Archive for February, 2011|Monthly archive page

The Letter

In Life on February 27, 2011 at 5:01 am

So I get home around 9 after singing and tutoring and eating brownies in a cone, and I approach my mailbox, lazily swinging keys.  I made friends with a fresh bill yesterday, so I’m not expecting anything now, yet the thought flickers: “I might have a letter,” and lo and behold I do.

The Letter

As I carry it upstairs, I am astounded how I knew, without knowing, what was waiting.  It wasn’t precognition; it was more like being in tune.  Just like when, striking two strings on a guitar, they offer perfect pitch, tonight, for a second, I am in tune.  I am in tune, having anticipated the future without anticipation, having aligned with what I didn’t know I knew was waiting in box #21.

Back to the letter in a second.  Let me explain why it’s so lovely it came today.

Today, I awoke in my Manhattan apartment and ate cereal and took the subway to 34th.  In a high-rise brown-brick, I joined the Greenwich Village Singers for our marathon rehearsal, offering high-F’s to gray walls.  I ate salad and returned home.

Dvorak's Mass in D

There, I hugged a roommate amidst her moving day, grabbed the brownies I’d prepared for my last day of tutoring and headed out the door.  The Bronx!  The station across from Yankee Stadium.  Past Posada and Jeter cut out in mighty swings.  To Kimberlyn’s house.  There’s the cracked grate outside her door, there are the naked babies and sticky hands and bathroom light left on.  There we laugh as always, and I mentally photograph her gap-tooth grin and long black hair.  I give her a book of poems, saying I expect to see hers there, soon.
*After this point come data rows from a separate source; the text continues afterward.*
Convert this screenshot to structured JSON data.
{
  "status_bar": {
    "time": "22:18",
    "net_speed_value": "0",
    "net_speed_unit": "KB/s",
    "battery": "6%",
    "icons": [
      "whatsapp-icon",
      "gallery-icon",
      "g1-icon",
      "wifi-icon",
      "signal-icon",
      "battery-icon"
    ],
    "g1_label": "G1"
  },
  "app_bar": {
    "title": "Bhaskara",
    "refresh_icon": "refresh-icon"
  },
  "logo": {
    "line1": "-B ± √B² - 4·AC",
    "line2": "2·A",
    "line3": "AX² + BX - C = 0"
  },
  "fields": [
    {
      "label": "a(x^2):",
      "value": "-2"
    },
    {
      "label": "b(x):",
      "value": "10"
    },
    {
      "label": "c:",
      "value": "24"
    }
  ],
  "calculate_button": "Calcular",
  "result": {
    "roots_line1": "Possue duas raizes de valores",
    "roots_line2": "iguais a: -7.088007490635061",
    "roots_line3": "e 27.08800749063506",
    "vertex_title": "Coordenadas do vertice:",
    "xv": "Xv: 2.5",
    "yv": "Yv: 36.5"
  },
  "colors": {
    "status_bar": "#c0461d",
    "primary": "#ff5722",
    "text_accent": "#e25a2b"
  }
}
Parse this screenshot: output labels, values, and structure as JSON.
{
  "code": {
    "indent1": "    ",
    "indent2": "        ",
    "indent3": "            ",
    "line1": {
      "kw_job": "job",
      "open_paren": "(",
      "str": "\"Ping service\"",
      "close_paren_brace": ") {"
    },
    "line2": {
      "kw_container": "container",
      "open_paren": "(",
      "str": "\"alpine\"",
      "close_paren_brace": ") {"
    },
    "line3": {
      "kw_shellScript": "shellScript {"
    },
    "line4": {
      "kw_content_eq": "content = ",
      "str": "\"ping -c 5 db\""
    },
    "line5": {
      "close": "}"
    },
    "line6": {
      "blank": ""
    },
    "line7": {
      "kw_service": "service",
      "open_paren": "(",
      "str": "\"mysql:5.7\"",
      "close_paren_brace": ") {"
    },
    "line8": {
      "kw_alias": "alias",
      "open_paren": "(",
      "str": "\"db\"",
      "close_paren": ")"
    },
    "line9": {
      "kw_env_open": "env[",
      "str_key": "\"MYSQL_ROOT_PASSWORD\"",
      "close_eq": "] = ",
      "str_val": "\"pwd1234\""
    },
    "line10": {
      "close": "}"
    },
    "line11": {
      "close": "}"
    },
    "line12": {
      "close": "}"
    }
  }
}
Trading a few treats for Kimberlyn's sister's drawn and quartered SpongeBob seems fair to me.

To Claribel’s.  Past the men in doorways, the tomatoes in shopside crates, the block long construction and up stairs, whose corners shelter dust and crumpled bags.  Claribel and I discuss exponents, while her grandmother deposits a glass of juice by my side.  Claribel finishes a math test, and I wrap my scarf around her present.

“Out of gift wrap,” I say as she unwinds A Little History of the World.

“Remember when we started this book?” I ask. “You just read this one and then another and another and you’ll be set.”

Waiting for the train minutes later, I take that advice and open Beastly, on loan from two more of my girls.  The D drops me off just in time for the modern day Beast to get his beauty-ful kiss.

Then a bit of smoke from a cart with sizzling meat, a few catcalls, the mailbox and the letter.  And I don’t know.   That letter comes and I open it and it is dazzling and I know today wasn’t just a day.  Like all days, it is a day!; and I am alive and you are, too.

Oh Olivia